One of journalism's functions -- whether we journalists care to admit it or not -- is to funnel public-relations material to an audience. The best journalism operations apply their best editorial judgment to p.r. material. If it's not newsworthy, it's not published. And even worthwhile stuff is rewritten to remove jargon, p.r.-speak and over-the-top promotional material.
In the best newsrooms, public relations material is no more than a starting point for a reporter. A press release can provide story ideas, contact names and background info.
In the worst newsrooms, a press release is published verbatim by lazy or unethical journalists.
Understandably, public-relations executives would generally prefer that their material be unedited, while being surrounded on the written page by editorial copy. P.R. pros understand that such placement gives their copy the appearance of news produced by journalists.
So what happens when public-relations companies can produce their own news and use it to "surround" their marketing message? Last week, Purina did just that. And as I've said before, I expect to see a surge in B2B news produced by B2B news sources.
Today, Doc Searls points toward a news-filled blog that is written by Boeing engineers. As Doc points out, the blog is serving a p.r. function and doing it much better than a press release could. And an article in BusinessWeek says one of the more popular blogs in France is run by the head of French retail giant E. Leclerc.
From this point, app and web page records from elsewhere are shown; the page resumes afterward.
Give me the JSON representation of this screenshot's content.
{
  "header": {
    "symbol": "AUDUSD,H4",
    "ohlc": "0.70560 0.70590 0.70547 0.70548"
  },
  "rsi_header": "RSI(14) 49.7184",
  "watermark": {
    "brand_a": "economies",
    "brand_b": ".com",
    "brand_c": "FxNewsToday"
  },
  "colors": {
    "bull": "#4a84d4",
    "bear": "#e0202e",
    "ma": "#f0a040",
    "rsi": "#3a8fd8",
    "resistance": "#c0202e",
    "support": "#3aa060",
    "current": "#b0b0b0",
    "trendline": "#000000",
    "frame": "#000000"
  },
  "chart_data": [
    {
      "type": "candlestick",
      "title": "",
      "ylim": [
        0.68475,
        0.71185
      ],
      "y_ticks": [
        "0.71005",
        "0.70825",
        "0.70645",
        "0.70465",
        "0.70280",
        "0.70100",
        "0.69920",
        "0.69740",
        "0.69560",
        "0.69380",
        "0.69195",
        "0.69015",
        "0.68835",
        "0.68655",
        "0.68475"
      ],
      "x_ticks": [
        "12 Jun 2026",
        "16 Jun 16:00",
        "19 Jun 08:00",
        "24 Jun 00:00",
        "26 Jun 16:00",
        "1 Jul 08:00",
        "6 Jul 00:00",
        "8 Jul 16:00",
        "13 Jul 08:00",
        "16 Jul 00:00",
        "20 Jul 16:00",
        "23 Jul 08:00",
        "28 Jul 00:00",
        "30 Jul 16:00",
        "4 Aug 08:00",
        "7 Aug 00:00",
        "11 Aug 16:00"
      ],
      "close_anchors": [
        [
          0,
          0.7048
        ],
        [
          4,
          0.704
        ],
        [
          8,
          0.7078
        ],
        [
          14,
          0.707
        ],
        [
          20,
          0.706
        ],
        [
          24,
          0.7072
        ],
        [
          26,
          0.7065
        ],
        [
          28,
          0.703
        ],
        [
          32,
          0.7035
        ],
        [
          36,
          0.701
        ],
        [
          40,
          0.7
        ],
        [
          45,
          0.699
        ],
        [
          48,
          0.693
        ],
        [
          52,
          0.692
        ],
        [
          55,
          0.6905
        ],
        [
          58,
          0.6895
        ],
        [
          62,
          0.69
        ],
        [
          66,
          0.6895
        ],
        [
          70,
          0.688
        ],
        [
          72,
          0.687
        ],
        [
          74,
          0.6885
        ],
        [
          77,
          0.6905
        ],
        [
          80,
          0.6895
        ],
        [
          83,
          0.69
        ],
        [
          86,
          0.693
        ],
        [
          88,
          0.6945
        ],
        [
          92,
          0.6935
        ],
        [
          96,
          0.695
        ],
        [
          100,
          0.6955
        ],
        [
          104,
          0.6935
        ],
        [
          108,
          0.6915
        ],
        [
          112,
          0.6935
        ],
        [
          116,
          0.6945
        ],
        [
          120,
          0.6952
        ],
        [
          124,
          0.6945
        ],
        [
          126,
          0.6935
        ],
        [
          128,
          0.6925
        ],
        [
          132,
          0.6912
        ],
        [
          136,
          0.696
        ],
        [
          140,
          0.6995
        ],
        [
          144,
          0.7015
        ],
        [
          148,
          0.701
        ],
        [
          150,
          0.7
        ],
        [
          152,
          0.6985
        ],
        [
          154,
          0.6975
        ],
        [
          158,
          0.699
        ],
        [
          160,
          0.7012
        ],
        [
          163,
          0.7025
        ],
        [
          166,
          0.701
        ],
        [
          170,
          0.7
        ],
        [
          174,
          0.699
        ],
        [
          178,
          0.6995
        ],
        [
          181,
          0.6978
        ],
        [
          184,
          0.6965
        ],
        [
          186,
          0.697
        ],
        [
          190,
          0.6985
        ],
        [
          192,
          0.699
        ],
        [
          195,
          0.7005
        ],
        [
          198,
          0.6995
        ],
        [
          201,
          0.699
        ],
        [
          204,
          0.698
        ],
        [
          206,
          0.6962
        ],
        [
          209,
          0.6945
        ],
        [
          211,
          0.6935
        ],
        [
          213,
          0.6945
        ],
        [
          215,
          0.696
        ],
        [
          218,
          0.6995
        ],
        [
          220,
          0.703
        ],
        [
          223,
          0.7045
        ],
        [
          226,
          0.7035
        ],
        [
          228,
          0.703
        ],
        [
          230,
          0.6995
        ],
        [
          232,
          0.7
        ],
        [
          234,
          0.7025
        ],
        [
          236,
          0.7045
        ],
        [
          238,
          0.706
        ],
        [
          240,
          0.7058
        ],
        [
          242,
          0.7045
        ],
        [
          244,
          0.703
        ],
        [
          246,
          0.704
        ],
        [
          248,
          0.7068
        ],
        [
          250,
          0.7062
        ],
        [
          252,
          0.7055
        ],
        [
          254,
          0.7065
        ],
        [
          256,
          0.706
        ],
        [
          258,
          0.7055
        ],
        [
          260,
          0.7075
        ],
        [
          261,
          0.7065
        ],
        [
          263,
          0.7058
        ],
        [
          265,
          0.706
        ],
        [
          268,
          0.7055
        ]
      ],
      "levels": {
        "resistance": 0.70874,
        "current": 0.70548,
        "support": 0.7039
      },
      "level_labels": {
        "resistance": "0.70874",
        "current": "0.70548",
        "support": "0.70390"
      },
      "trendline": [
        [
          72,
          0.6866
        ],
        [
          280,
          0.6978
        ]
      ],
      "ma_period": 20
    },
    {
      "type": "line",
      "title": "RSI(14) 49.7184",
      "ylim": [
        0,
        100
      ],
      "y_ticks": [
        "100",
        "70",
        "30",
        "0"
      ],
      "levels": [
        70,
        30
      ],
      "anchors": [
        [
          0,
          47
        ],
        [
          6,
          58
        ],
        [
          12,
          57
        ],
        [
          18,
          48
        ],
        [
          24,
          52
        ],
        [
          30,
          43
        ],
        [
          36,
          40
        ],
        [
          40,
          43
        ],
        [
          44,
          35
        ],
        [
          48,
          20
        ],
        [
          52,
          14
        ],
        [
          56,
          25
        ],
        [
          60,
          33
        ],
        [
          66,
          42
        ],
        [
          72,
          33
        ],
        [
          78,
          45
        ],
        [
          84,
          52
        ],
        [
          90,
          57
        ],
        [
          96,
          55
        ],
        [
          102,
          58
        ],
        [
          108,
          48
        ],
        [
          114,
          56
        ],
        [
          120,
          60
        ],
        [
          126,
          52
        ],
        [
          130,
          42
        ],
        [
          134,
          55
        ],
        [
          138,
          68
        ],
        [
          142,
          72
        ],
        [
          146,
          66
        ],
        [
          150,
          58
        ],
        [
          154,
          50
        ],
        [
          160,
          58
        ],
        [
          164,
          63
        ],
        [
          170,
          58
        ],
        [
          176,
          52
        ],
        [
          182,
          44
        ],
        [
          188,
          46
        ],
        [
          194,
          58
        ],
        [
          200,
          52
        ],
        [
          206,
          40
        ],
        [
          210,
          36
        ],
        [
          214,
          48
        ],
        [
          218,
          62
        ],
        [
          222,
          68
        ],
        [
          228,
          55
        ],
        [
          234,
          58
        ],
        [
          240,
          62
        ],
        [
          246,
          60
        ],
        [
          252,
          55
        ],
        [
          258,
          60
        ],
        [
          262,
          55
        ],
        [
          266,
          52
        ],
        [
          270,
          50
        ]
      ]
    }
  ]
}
That blog is filled with copy about news topics such as inflation and government policy -- editorial copy that surrounds and "legitimizes" a public-relations message.
In a world where news sources can now be news publishers, traditional B2B publishers should be asking themselves how they can respond to such developments in the industries they serve.
And B2B journalists need to ask themselves -- and ask themselves honestly -- if they'll miss it when someday in the near future their in-boxes are no longer filled with press releases.